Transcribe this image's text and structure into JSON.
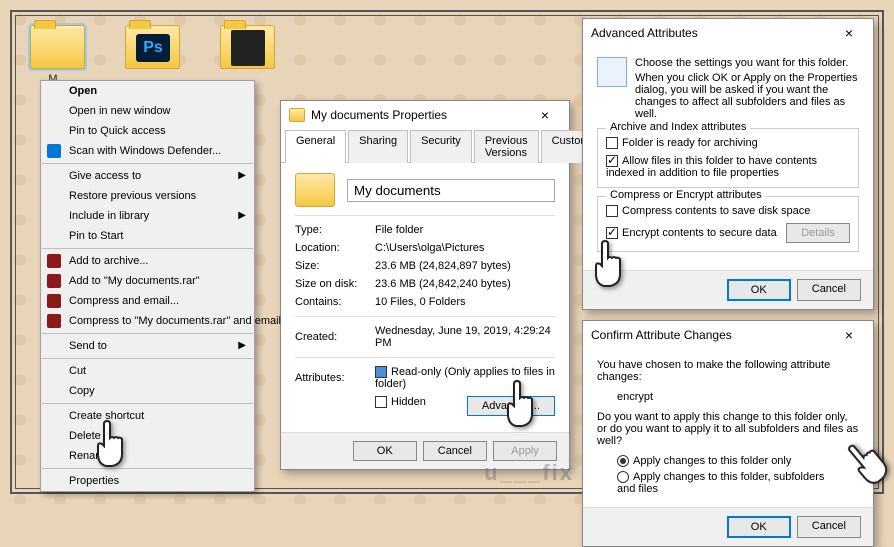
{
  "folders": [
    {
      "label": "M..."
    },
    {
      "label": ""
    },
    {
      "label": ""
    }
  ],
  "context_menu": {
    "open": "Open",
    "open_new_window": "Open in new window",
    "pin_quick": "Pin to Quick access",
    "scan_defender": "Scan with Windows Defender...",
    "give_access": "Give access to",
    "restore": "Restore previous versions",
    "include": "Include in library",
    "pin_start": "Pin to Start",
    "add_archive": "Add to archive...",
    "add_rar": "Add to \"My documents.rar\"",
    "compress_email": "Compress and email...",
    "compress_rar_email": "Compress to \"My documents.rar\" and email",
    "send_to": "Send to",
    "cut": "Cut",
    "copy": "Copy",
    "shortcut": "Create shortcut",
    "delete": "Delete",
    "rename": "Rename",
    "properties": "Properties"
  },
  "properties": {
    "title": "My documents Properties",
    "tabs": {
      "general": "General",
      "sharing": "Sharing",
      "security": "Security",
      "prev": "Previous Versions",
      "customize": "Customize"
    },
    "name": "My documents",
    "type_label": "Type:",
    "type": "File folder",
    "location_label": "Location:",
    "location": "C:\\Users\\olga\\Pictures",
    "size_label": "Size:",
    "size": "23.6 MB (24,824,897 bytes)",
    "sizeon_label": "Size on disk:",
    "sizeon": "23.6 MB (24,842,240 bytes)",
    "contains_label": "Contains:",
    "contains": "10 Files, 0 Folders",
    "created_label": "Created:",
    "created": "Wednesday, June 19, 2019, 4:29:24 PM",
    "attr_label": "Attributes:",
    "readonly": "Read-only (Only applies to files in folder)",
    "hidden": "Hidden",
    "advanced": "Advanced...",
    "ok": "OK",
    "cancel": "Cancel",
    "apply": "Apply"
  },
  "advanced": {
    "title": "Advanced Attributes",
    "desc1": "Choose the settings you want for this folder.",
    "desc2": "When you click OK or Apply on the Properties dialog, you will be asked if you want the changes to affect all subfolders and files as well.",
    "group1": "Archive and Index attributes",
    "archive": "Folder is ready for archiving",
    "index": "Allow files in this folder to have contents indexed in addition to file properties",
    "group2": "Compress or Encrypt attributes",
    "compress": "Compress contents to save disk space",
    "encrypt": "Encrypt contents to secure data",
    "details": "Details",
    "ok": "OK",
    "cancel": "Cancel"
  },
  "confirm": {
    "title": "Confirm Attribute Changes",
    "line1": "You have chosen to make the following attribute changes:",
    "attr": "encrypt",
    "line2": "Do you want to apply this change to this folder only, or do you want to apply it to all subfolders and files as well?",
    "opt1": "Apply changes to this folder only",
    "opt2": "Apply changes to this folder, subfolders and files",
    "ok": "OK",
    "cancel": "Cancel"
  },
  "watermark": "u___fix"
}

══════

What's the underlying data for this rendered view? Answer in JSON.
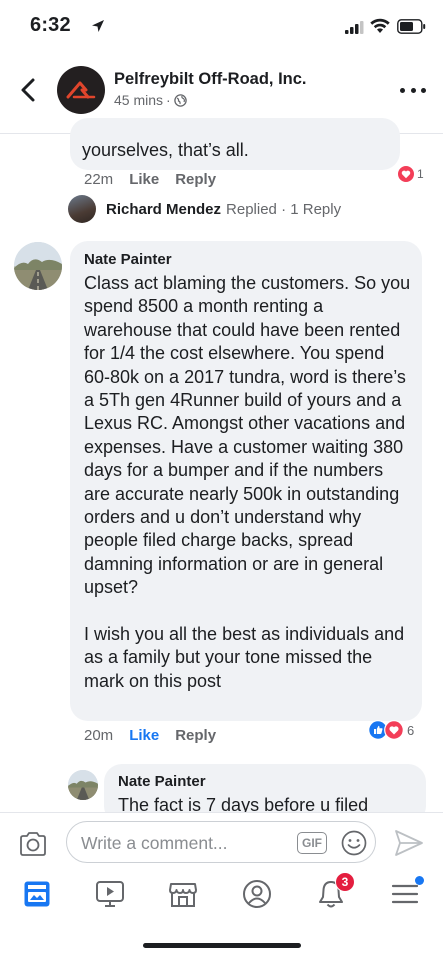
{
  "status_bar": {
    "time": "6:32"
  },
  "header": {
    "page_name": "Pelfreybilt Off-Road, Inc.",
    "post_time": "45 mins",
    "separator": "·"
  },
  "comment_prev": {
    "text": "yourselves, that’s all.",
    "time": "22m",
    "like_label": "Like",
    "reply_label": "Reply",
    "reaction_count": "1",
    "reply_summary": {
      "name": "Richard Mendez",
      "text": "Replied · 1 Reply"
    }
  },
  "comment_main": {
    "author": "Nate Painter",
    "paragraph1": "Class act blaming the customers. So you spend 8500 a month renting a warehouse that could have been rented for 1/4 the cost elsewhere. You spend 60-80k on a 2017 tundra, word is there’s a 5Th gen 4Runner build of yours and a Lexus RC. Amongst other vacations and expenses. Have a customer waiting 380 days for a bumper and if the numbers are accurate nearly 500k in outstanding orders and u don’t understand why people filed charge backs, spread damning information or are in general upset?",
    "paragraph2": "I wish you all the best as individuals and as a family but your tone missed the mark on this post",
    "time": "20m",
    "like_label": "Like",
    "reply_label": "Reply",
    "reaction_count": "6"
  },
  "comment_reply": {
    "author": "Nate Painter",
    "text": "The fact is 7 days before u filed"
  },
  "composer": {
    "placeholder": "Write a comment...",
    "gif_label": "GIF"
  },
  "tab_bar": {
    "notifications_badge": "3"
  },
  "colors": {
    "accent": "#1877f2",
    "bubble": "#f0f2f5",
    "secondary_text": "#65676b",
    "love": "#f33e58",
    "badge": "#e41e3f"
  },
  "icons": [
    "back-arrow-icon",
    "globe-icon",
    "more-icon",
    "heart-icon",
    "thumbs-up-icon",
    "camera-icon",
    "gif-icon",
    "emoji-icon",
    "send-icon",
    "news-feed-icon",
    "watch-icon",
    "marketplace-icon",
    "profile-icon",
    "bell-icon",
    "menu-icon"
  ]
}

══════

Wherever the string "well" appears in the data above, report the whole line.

Exercise answer:
    "desc2": "When you click OK or Apply on the Properties dialog, you will be asked if you want the changes to affect all subfolders and files as well.",
    "line2": "Do you want to apply this change to this folder only, or do you want to apply it to all subfolders and files as well?",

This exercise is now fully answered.